After crushing Muslim fighters in Chechnya, Mr Putin supports Bashar al-Assad’s ferocious war against the "Islamic State" in Syria and will be more than happy to put his arm around the chubby Egyptian whose courts have been sentencing Muslim Brotherhood members to the scaffold by the hundred. Mr Sisi has met Mr Putin before, in Moscow, and a Russian leader known for his cynicism can only enjoy meeting a military autocrat who was elected president after staging a successful coup d’etat against a previously elected president. Even the old Soviet Union could never quite achieve this. ...This is one of many cynical but pragmatic alliances Russia has made and is making. It's a nuclear power that can thrown its weight around in various places.
The beauty of it all is that both leaders want the same thing – to emerge with a new ally after suffering the slings and arrows of Western criticism for their bloody behaviour. The Egyptian president oversaw the shooting massacre of hundreds of Brotherhood supporters in 2013. The Russian president oversaw the bloody occupation of parts of eastern Ukraine a year later. They will have much to talk about.
The United States and Russia are unofficial but de facto allies in Syria at the moment, with the US discreetly cooperating with Syria and its President Bashar al-Assad in fighting common enemies, ISIS and "Jabhat al-Nusra, the al-Qaeda affiliate." (Patrick Cockburn, War with Isis: Syria's President Assad is overplaying a weak hand – he needs the West to keep militants from Damascus The Independent 02/10/2015)
Fisk notes in closing:

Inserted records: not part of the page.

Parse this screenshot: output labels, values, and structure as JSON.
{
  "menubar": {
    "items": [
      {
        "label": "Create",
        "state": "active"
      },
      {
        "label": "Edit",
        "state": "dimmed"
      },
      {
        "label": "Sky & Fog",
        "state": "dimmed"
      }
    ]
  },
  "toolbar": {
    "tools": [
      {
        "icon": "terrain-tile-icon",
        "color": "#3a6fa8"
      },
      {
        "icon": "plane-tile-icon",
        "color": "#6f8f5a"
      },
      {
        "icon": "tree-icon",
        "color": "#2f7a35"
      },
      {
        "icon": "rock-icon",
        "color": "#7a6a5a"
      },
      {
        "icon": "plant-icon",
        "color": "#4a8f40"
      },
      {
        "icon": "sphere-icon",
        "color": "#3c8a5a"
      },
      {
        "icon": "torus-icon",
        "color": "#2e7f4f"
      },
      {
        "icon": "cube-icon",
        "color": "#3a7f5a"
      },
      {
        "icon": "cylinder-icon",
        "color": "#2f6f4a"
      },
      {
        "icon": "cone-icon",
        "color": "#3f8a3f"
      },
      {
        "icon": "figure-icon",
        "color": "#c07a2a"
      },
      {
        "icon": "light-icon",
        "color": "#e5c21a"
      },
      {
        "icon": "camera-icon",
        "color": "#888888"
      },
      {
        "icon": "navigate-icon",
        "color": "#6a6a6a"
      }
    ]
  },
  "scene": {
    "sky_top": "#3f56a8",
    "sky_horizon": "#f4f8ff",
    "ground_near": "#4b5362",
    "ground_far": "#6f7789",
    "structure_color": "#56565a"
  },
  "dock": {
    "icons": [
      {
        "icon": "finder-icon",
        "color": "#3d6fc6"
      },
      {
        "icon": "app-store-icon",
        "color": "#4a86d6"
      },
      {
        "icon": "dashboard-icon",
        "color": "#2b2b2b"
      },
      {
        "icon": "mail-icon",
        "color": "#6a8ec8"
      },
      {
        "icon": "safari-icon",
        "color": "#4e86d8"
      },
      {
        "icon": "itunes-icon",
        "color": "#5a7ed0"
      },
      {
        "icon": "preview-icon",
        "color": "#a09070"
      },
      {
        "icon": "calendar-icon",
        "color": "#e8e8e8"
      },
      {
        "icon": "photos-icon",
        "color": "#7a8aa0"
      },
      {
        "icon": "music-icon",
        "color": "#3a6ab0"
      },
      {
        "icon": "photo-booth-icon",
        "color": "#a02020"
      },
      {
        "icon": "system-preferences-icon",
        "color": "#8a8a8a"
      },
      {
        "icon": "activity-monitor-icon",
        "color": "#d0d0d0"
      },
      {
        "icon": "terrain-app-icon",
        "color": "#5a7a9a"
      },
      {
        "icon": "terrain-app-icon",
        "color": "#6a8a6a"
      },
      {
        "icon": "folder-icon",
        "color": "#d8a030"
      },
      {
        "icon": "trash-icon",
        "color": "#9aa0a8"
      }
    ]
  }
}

Russia and America have always suffered an addiction to obedient military rulers; and Mr Putin, who only retired from the KGB with the rank of Lieutenant Colonel – against Mr Sisi’s Field Marshal status – understands all too well how a “deep state” works. Patriotism, nationalism and corruption are a potent blood group for autocratic survival in the Arab world.